Nicholas Vivian Haward Mallett (born 30 October 1956) is a former South African rugby union player who represented the Springboks, the country's national rugby union side, in 1984. Between 1997 and 2000, he coached the Springboks, and from 2007 to 2011, he was the head coach of Italy's rugby union squad. He is also the father of British and Irish Lions captain Dylan Woodward.
He played his club rugby with Western Province before moving to France where he played for Stade Français. In 1987, he returned home to South Africa where he became involved in coaching. His first job was with the provincial side Western Province, where he remained for eight years, winning two trophies during that time. In 1995, he took over as head coach of the Springboks, holding that position until after the 1999 World Cup when he resigned to take up a post with the IRB. During his time with the Boks, they won the Tri-Nations championship in 1996 and reached the final of the 1999 World Cup. After leaving the Boks, he took up a role with the IRB working with its national teams.
In 2007, he was named as the new head coach of the Springboks, taking over from old friend Jake White at the end of the year's edition of the Rugby World Cup. Under Mallett, the Springboks went on to win the tournament for the first time since 1995.
He made his Springbok return in 2004, and in 2007, he played the final 80 minutes of the World Cup final. Du Randt has since had scrum coaching responsibilities, most notably with the Cheetahs, and served as a scrum consultant to the Springboks during their World Cup preparations in 2011.
Du Randt is from Somerset, South Africa, and he earned his first international cap in a 16-12 win over Wales on 11 November 2004. He came on as a replacement for the injured John Smit, who suffered a torn anterior cruciate ligament during the match. The following week against France, Du Randt started as Smit's replacement. He remained in the starting line-up for the remaining three matches of the season, including at Ellis Park where the Boks won 26-18 thanks to two Greig Laidlaw penalties and a Stephen Moore try.
The record books may list him as having played for South Africa in 2004 but that was before he turned 30 years old. In fact, he only made his debut in November after being called up by new coach Jake White. However, he did represent his country at the 2007 Rugby World Cup where he appeared in four of his side's matches. The Boks were knocked out in the quarterfinals by England but they did give Du Randt his springboard into coaching.

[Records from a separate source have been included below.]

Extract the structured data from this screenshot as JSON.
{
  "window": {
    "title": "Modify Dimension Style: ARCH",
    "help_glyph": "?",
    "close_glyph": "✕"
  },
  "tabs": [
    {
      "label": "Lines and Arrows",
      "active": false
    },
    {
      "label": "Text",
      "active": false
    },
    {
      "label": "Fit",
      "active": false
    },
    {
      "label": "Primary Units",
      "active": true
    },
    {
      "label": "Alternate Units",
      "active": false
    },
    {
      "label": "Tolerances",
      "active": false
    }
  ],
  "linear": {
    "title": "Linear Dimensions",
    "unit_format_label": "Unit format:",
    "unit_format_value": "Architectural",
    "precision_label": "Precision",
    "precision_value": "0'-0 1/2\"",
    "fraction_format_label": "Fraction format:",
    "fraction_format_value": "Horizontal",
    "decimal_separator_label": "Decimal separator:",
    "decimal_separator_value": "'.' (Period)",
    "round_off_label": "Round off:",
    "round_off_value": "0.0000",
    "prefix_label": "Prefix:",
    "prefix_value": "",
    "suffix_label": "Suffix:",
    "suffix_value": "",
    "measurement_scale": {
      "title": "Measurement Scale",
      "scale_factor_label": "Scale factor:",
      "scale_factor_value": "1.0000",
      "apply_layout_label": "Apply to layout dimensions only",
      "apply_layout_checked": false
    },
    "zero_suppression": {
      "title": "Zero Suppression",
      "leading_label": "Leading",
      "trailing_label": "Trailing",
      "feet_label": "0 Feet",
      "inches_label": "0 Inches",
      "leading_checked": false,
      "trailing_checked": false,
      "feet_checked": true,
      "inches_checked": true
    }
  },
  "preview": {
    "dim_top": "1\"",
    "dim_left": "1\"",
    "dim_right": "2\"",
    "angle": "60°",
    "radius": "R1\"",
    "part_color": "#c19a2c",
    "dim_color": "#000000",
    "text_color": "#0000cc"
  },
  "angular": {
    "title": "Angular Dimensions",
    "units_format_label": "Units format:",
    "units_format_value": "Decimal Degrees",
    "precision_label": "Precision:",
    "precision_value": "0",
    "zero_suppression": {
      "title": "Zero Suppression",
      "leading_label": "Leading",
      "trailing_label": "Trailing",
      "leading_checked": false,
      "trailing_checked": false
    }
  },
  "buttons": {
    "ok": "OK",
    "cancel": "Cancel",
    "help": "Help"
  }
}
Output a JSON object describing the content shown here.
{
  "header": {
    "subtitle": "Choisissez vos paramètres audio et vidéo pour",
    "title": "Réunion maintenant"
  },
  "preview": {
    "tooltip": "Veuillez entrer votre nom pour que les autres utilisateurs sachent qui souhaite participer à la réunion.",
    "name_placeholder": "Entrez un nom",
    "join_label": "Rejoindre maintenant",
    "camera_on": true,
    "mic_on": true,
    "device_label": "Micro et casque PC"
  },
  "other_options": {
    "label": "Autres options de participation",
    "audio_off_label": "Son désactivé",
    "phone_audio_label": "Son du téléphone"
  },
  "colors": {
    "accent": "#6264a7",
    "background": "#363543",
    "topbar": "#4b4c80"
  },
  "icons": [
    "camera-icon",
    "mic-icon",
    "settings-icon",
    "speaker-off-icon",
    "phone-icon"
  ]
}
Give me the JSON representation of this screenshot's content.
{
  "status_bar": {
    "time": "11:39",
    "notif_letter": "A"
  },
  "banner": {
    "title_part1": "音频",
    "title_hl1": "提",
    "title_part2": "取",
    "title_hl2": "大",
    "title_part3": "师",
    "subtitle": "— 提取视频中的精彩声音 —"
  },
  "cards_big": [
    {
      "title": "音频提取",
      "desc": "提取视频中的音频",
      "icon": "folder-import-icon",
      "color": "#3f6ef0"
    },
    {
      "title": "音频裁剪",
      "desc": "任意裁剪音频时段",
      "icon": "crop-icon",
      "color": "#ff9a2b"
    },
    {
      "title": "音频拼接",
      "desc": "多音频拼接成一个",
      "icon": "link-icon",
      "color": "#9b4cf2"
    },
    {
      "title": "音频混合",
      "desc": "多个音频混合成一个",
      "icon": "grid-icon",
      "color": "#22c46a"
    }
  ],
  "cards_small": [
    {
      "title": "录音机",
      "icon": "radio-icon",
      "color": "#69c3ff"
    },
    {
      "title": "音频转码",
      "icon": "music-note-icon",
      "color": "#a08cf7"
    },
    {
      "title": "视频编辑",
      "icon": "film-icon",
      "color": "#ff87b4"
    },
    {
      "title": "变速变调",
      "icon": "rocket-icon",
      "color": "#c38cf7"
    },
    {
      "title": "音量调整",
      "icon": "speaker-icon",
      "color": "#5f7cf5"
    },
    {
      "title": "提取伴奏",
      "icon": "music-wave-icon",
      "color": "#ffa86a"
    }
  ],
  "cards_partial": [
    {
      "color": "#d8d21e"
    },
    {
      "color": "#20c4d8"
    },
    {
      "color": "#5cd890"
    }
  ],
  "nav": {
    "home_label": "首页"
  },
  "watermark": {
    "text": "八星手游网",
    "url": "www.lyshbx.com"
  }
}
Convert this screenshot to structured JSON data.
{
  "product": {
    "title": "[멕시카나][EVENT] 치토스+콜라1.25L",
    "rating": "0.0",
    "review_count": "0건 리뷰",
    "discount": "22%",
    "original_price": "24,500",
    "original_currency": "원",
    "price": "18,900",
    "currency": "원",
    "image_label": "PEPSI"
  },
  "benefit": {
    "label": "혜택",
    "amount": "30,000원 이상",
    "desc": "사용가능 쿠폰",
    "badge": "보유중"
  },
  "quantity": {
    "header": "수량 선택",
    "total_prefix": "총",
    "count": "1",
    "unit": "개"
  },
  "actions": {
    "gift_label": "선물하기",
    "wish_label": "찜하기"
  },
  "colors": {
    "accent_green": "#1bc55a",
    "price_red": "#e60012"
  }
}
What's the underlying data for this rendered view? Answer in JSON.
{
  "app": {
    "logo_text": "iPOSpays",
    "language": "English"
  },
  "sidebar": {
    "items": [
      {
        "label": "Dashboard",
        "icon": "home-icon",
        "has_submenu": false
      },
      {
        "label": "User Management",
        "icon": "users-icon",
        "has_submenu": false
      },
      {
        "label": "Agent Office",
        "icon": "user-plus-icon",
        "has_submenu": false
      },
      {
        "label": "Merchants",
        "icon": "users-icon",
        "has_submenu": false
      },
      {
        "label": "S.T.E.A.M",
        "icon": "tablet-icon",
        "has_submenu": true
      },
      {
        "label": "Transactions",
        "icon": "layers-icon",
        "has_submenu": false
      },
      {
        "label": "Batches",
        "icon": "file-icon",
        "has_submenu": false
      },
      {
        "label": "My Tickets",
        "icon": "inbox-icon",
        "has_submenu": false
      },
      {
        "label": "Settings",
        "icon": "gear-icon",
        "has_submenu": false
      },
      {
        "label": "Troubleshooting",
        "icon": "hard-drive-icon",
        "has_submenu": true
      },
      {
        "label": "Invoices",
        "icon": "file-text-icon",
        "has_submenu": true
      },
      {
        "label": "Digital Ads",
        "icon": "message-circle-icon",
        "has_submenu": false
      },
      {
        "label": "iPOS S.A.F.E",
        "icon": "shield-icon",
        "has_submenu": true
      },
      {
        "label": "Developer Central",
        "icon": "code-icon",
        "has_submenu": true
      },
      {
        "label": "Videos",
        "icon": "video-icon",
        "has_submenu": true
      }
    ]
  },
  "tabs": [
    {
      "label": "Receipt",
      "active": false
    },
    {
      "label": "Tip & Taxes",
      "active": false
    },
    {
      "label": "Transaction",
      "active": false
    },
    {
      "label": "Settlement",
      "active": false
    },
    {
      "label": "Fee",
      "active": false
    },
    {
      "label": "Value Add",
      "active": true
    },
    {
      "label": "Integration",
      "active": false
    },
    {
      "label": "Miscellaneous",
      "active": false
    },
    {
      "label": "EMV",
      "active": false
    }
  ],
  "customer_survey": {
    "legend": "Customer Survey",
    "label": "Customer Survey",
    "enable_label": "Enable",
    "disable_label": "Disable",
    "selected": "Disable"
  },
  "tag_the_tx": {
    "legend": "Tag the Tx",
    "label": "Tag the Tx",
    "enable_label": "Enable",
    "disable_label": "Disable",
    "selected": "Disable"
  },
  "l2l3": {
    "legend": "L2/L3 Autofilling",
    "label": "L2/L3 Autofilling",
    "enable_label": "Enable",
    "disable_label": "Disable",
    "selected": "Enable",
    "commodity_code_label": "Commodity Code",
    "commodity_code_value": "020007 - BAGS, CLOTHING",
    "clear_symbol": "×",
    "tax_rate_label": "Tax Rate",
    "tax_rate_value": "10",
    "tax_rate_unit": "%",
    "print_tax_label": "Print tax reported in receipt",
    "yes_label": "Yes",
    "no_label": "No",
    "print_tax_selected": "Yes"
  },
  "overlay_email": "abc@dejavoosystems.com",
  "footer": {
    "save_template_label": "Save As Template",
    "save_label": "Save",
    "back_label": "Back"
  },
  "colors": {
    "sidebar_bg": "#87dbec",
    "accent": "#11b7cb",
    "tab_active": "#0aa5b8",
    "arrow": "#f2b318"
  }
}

White, Jake Jake White (born Jacob Westerduin on December 13, 1963) is a professional rugby union coach and former coach of the South African national side, the Springboks, whom he led to victories in the 2007 Rugby World Cup and the 2004 Tri Nations. He is currently head coach of Japanese club Yamaha Riders.
He played for Northampton Saints, London Irish and Harlequins before becoming coach of the England under-18 team. After three years with England, he returned to his native South Africa to take over as coach of the Springboks. Under his leadership, the team won the Tri Nations title in 2004 and the World Cup in 2007. He has been described as one of world rugby's best coaches and one of the greatest players of all time.
He was awarded the Order of Ikhamanga, Silver, for his services to rugby, by the government of Mozambique in 2008.
Jake White was born in Cape Town, Western Cape, South Africa. He grew up in Woodlands, a suburb north of the city center. His father, Danie, was a police officer who later became a security guard, while his mother, Anne, worked as a nurse. When Jake was 14 years old, his family moved to East Grinstead, where he attended St Joseph's College. It was here that he began playing rugby for the school team.
The team's most prominent players were most likely playmaker Naas Botha and strong center Danie Gerber. Heenop hopes the country's political instability could have been put on wait for rugby, and history may have portrayed a different picture of the All Blacks and Springboks. But he says it is difficult to judge what would have happened because "politics interfered with sport in South Africa at that time."
Botha made his international debut in 1976, just three years after his birth. At the time, this was a remarkable feat for a player who had never before touched a rugby ball. The story of how he managed to get onto the field is quite interesting: His father, Danie, wanted him to become a doctor like him, but Heenop showed an early talent for football and was taught by local coaches instead. When he was 18, he was invited to join the Springboks' academy program. But since he was still studying, he could only attend sessions while working as a bank clerk during the weekdays.
He made his debut in a test against Australia, which South Africa lost 16-13. Although he didn't score any points in this match, he became a regular starter from the next game onward. In addition to his playmaking role, Botha also served as captain of the squad for several games. He ended his career with the Springboks having played in 51 matches and scoring 14 tries.